Task statement –
What is needed here is every record, retyped without any change.

Data shown START

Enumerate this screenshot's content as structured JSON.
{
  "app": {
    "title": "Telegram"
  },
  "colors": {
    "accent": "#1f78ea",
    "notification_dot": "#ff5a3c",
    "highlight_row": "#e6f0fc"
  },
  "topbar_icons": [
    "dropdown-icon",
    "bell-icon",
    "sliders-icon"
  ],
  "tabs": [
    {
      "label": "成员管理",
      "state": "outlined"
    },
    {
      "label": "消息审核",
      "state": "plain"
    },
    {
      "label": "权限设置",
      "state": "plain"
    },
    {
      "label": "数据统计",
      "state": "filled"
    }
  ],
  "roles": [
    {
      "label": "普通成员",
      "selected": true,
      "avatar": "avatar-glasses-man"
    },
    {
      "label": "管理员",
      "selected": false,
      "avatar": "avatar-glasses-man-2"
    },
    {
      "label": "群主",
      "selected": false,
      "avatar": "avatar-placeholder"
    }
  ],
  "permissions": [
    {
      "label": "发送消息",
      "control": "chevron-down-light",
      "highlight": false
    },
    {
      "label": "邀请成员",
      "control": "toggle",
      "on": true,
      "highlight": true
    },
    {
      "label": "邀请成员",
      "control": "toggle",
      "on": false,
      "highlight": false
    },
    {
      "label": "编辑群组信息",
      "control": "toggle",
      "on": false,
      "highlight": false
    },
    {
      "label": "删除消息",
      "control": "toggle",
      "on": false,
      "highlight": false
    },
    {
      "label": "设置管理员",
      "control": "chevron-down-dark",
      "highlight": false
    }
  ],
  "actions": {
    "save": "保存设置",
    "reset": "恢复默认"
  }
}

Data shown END

Solved exercise –
Enumerate this screenshot's content as structured JSON.
{
  "app": {
    "title": "Telegram"
  },
  "colors": {
    "accent": "#1f78ea",
    "notification_dot": "#ff5a3c",
    "highlight_row": "#e6f0fc"
  },
  "topbar_icons": [
    "dropdown-icon",
    "bell-icon",
    "sliders-icon"
  ],
  "tabs": [
    {
      "label": "成员管理",
      "state": "outlined"
    },
    {
      "label": "消息审核",
      "state": "plain"
    },
    {
      "label": "权限设置",
      "state": "plain"
    },
    {
      "label": "数据统计",
      "state": "filled"
    }
  ],
  "roles": [
    {
      "label": "普通成员",
      "selected": true,
      "avatar": "avatar-glasses-man"
    },
    {
      "label": "管理员",
      "selected": false,
      "avatar": "avatar-glasses-man-2"
    },
    {
      "label": "群主",
      "selected": false,
      "avatar": "avatar-placeholder"
    }
  ],
  "permissions": [
    {
      "label": "发送消息",
      "control": "chevron-down-light",
      "highlight": false
    },
    {
      "label": "邀请成员",
      "control": "toggle",
      "on": true,
      "highlight": true
    },
    {
      "label": "邀请成员",
      "control": "toggle",
      "on": false,
      "highlight": false
    },
    {
      "label": "编辑群组信息",
      "control": "toggle",
      "on": false,
      "highlight": false
    },
    {
      "label": "删除消息",
      "control": "toggle",
      "on": false,
      "highlight": false
    },
    {
      "label": "设置管理员",
      "control": "chevron-down-dark",
      "highlight": false
    }
  ],
  "actions": {
    "save": "保存设置",
    "reset": "恢复默认"
  }
}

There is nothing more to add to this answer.